[Start of Attachment]
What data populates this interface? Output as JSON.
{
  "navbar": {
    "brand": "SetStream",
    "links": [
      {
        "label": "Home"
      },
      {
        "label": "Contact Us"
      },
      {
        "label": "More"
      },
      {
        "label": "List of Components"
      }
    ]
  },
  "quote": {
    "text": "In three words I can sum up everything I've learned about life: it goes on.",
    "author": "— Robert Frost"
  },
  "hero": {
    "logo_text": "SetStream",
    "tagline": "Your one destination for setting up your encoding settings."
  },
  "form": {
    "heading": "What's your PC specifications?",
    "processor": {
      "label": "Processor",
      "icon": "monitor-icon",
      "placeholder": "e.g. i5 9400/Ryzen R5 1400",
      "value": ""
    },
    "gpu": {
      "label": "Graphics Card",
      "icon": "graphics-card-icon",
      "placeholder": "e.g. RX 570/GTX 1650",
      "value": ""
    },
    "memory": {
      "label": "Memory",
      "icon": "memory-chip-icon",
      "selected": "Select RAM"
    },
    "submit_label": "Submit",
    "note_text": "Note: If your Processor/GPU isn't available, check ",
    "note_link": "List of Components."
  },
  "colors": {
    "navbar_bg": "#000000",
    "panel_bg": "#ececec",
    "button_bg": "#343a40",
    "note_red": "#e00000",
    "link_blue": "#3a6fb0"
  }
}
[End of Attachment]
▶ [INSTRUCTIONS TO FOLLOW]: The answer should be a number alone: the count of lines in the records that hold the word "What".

▶ [EXERCISE OUTPUT]: 2